The technology that drives how we live and work today offers, among other things, mobility and flexibility. At Apartment Therapy Tech, writer Carolyn Purnell explores both with a look at where she and her boyfriend — both of whom work from home — are at their most productive during the work day. Carolyn and her laptop generally gravitate toward the couch, eschewing a conventional desk; her boyfriend maintains a traditional workspace setup. And while we recommend you always keep ergonomics in mind (something we specialize in), like Carolyn, we want to know: Do the devices you use to get work done encourage you to move around your workspace, away from a desk? Where are you most productive? Check out Carolyn’s post here, then tell us your thoughts in the comments section below.
By Carolyn Purnell. Used in partnership with Apartment Therapy Tech.
Some of my favorite spaces to drool over are offices. Filled with books, art, and colorful writing utensils, they always seem to be the most inspirational spaces. I’m not ashamed to admit that when I see photos of a particularly inviting desk, I’ll fantasize about spending long, productive hours at its helm. Yet despite my love of a good work space, I’m rarely found at my desk, instead opting for the sofa, bed, or breakfast bar.
My boyfriend and I both work from home, so when we moved into our condo earlier this month the first question was naturally, “Where should our work spaces go?” His job requires a lot of phone calls, filing, and storage, where my writing needs are much more mobile, so we decided right away that his desk should go in the spare bedroom, and he’s been happy there ever since. I, on the other hand, have moved from a small desk setup in the open kitchen/living room area, to the dining room, which doubles as the library, and even to the bedroom, where I had a desk/nightstand combo for a while. And yet even when I have a beautiful space to work in, filled with all those books and pens, I always gravitate back to a less conventional work space.
While it seems somewhat decadent and at times unhealthy to spend the whole day on the couch, I find that I’m rather productive there. The mounds of books that constantly shift on the moving cushions, the pens that get lost in the cushions of the couch, the strange angle at which I prop my computer on the sofa arm: none of these disturb my work, and in fact, I barely even notice them anymore. Lately it has me wondering why I’ve always thought that I’ve needed a desk.

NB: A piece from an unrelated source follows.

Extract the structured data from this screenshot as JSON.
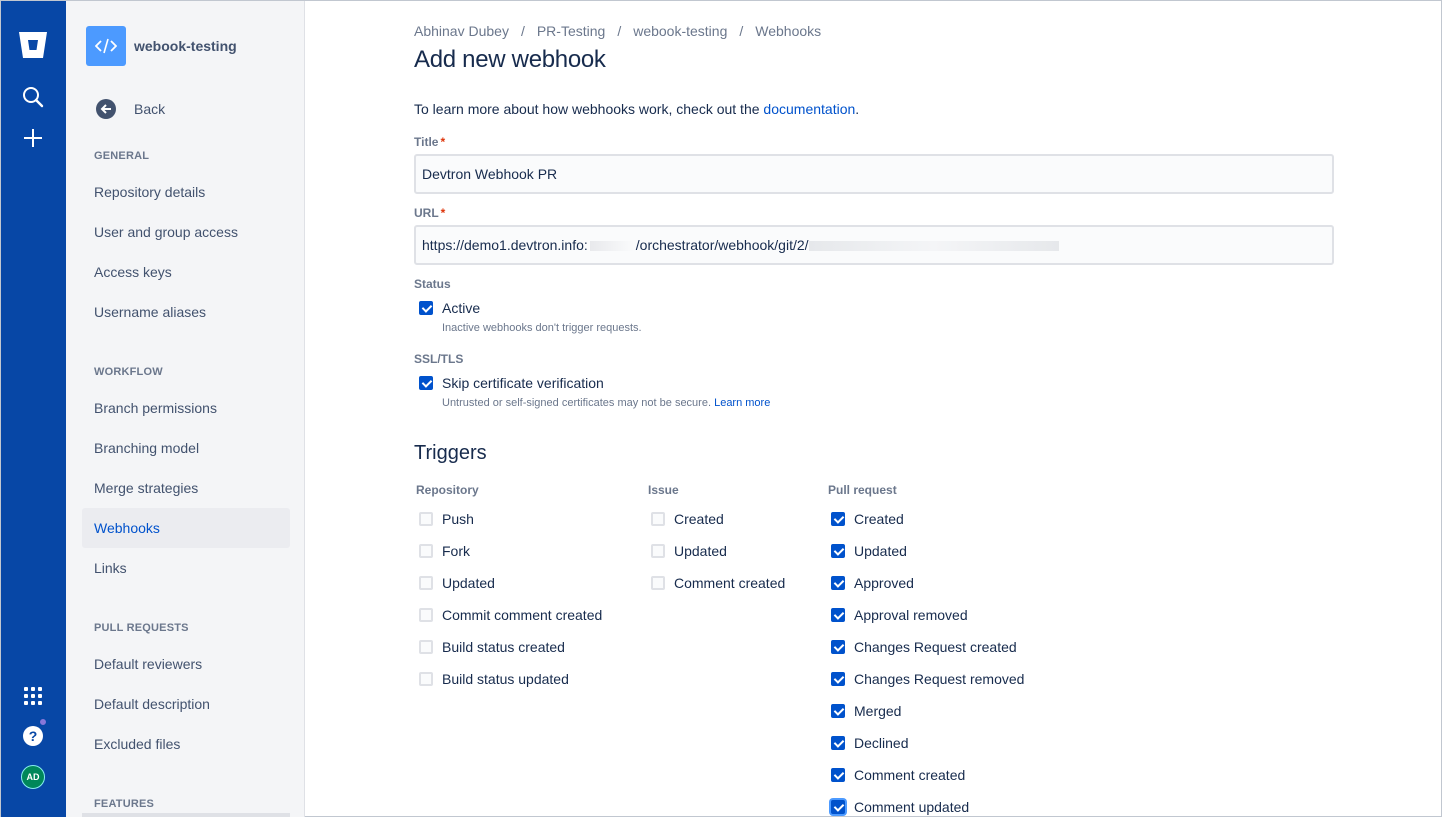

For those of you who work from home, or even those who make use of the computer at home in leisure time, how often do you actually use a desk? And if you don’t, are you generally peripatetic, or do you find yourself gravitating to a particular spot?